↓↓↓

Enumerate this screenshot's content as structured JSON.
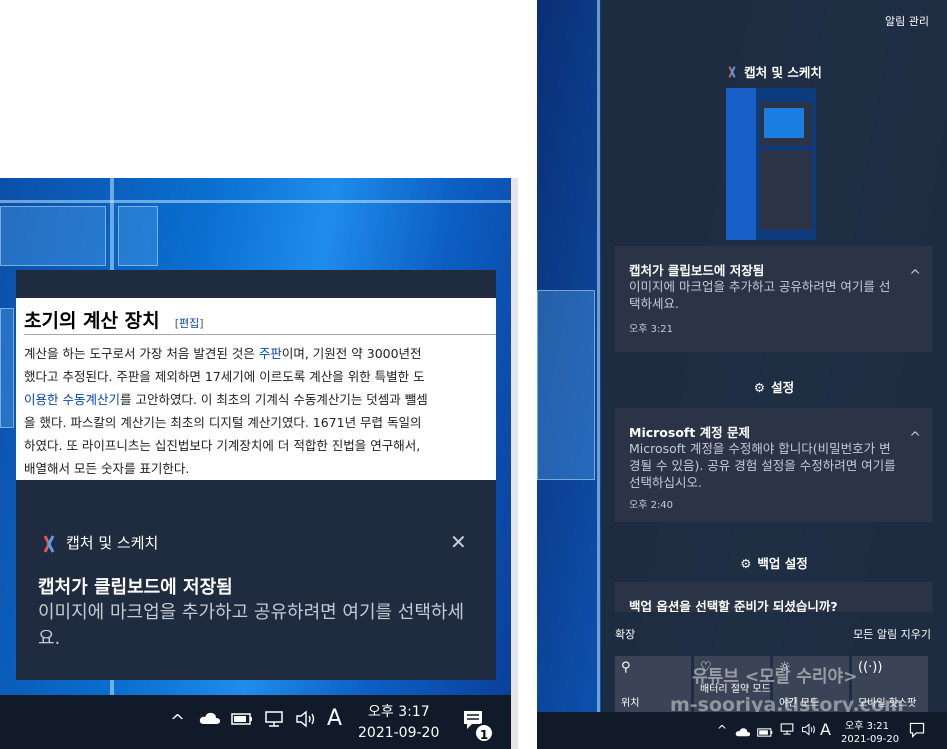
{
  "left": {
    "wiki": {
      "title": "초기의 계산 장치",
      "edit_open": "[",
      "edit_label": "편집",
      "edit_close": "]",
      "lines": [
        [
          "계산을 하는 도구로서 가장 처음 발견된 것은 ",
          "주판",
          "이며, 기원전 약 3000년전"
        ],
        [
          "했다고 추정된다. 주판을 제외하면 17세기에 이르도록 계산을 위한 특별한 도",
          "",
          ""
        ],
        [
          "",
          "이용한 수동계산기",
          "를 고안하였다. 이 최초의 기계식 수동계산기는 덧셈과 뺄셈"
        ],
        [
          "을 했다. 파스칼의 계산기는 최초의 디지털 계산기였다. 1671년 무렵 독일의 ",
          "",
          ""
        ],
        [
          "하였다. 또 라이프니츠는 십진법보다 기계장치에 더 적합한 진법을 연구해서, ",
          "",
          ""
        ],
        [
          "배열해서 모든 숫자를 표기한다.",
          "",
          ""
        ]
      ]
    },
    "toast": {
      "app_name": "캡처 및 스케치",
      "close_glyph": "✕",
      "title": "캡처가 클립보드에 저장됨",
      "body": "이미지에 마크업을 추가하고 공유하려면 여기를 선택하세요."
    },
    "taskbar": {
      "chevron": "^",
      "ime": "A",
      "time": "오후 3:17",
      "date": "2021-09-20",
      "badge": "1"
    }
  },
  "right": {
    "manage": "알림 관리",
    "groups": [
      {
        "header": "캡처 및 스케치",
        "card": {
          "title": "캡처가 클립보드에 저장됨",
          "body": "이미지에 마크업을 추가하고 공유하려면 여기를 선택하세요.",
          "time": "오후 3:21"
        }
      },
      {
        "header": "설정",
        "card": {
          "title": "Microsoft 계정 문제",
          "body": "Microsoft 계정을 수정해야 합니다(비밀번호가 변경될 수 있음). 공유 경험 설정을 수정하려면 여기를 선택하십시오.",
          "time": "오후 2:40"
        }
      },
      {
        "header": "백업 설정",
        "card": {
          "title": "백업 옵션을 선택할 준비가 되셨습니까?",
          "body": "",
          "time": ""
        }
      }
    ],
    "expand": "확장",
    "clear_all": "모든 알림 지우기",
    "quick_actions": [
      {
        "label": "위치",
        "icon": "location-icon"
      },
      {
        "label": "배터리 절약 모드",
        "icon": "battery-icon"
      },
      {
        "label": "야간 모드",
        "icon": "sun-icon"
      },
      {
        "label": "모바일 핫스팟",
        "icon": "hotspot-icon"
      }
    ],
    "watermark_line1": "유튜브 <모랄 수리야>",
    "watermark_line2": "m-sooriya.tistory.com",
    "taskbar": {
      "ime": "A",
      "time": "오후 3:21",
      "date": "2021-09-20"
    }
  },
  "colors": {
    "toast_bg": "#1f2b3f",
    "card_bg": "#2a3446",
    "taskbar_bg": "#101a29",
    "wiki_link": "#0645ad"
  }
}
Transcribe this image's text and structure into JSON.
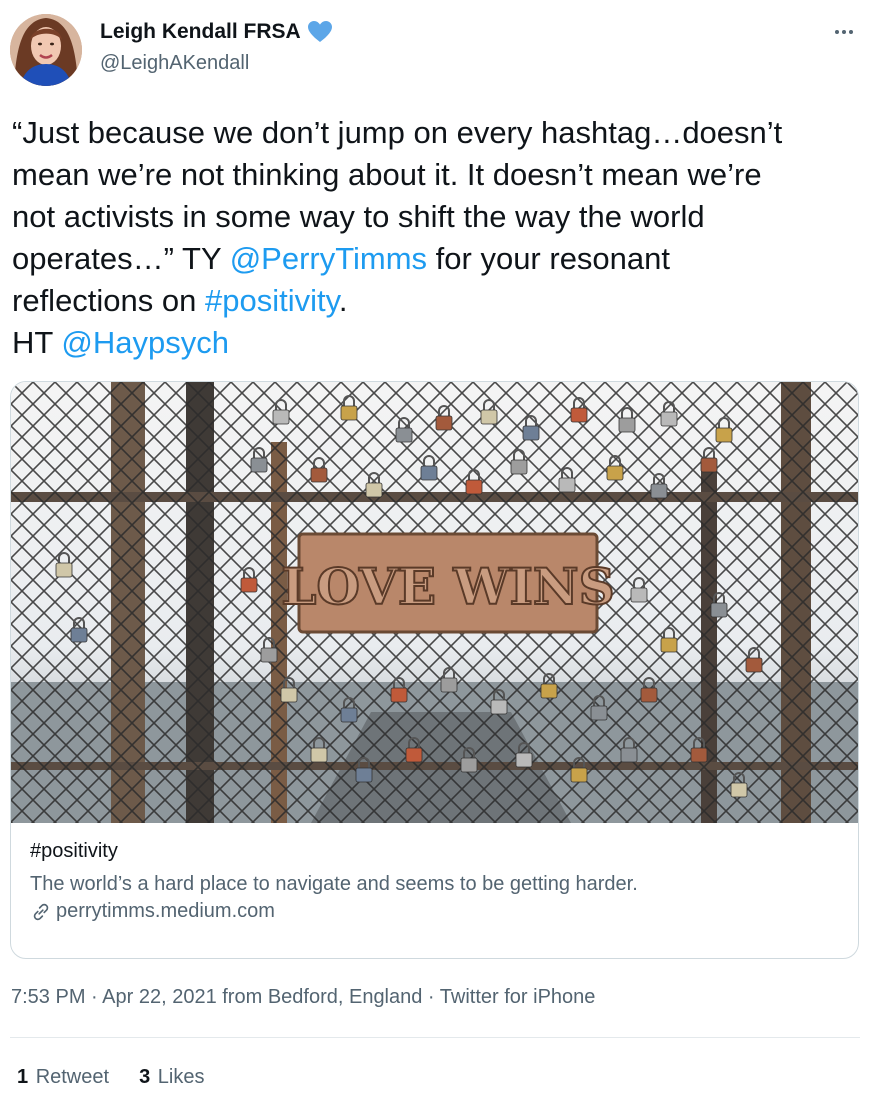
{
  "author": {
    "display_name": "Leigh Kendall FRSA",
    "handle": "@LeighAKendall",
    "verified_icon": "verified-heart-icon",
    "verified_color": "#5ca6e8"
  },
  "tweet": {
    "lines": [
      [
        {
          "t": "“Just because we don’t jump on every hashtag…doesn’t",
          "k": "text"
        }
      ],
      [
        {
          "t": "mean we’re not thinking about it. It doesn’t mean we’re",
          "k": "text"
        }
      ],
      [
        {
          "t": "not activists in some way to shift the way the world",
          "k": "text"
        }
      ],
      [
        {
          "t": "operates…” TY ",
          "k": "text"
        },
        {
          "t": "@PerryTimms",
          "k": "mention"
        },
        {
          "t": " for your resonant",
          "k": "text"
        }
      ],
      [
        {
          "t": "reflections on ",
          "k": "text"
        },
        {
          "t": "#positivity",
          "k": "hashtag"
        },
        {
          "t": ".",
          "k": "text"
        }
      ],
      [
        {
          "t": "HT ",
          "k": "text"
        },
        {
          "t": "@Haypsych",
          "k": "mention"
        }
      ]
    ]
  },
  "card": {
    "image_sign_text": "LOVE WINS",
    "title": "#positivity",
    "description": "The world’s a hard place to navigate and seems to be getting harder.",
    "domain": "perrytimms.medium.com"
  },
  "meta": {
    "time": "7:53 PM",
    "date": "Apr 22, 2021",
    "location_prefix": " from ",
    "location": "Bedford, England",
    "separator": " · ",
    "source": "Twitter for iPhone"
  },
  "stats": {
    "retweets_count": "1",
    "retweets_label": "Retweet",
    "likes_count": "3",
    "likes_label": "Likes"
  },
  "colors": {
    "link": "#1d9bf0",
    "secondary_text": "#536471",
    "primary_text": "#0f1419",
    "border": "#cfd9de"
  },
  "icons": [
    "more-icon",
    "verified-heart-icon",
    "link-icon"
  ]
}
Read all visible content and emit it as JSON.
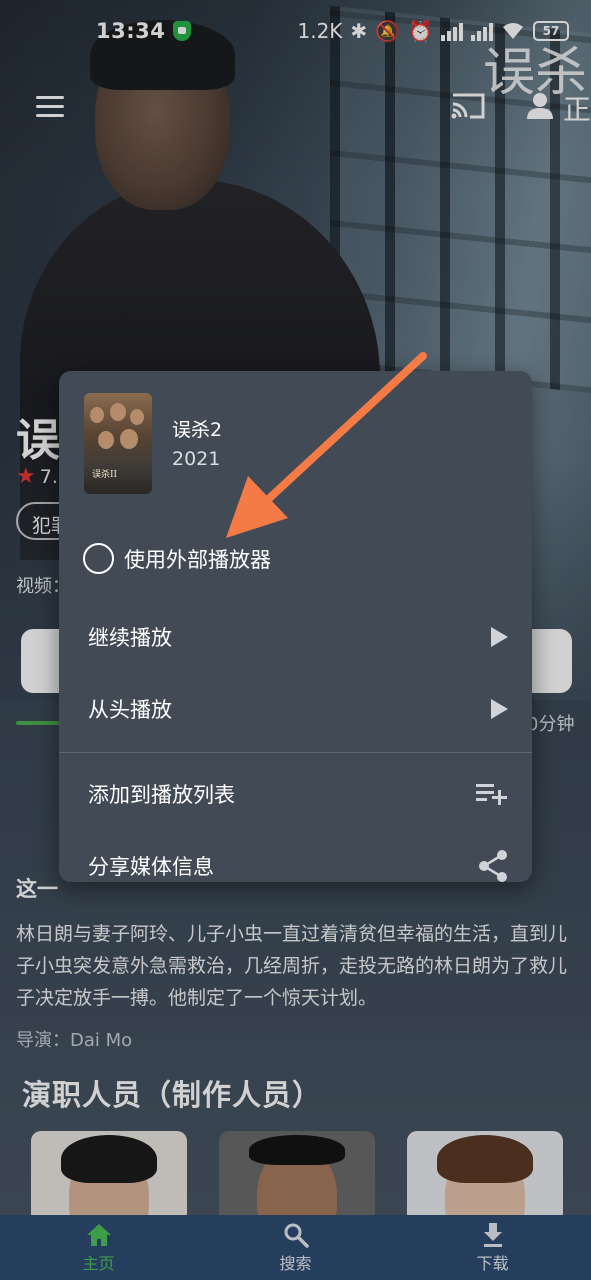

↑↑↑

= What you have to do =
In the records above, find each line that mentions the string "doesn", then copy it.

= Solved problem =
          "t": "“Just because we don’t jump on every hashtag…doesn’t",
          "t": "mean we’re not thinking about it. It doesn’t mean we’re",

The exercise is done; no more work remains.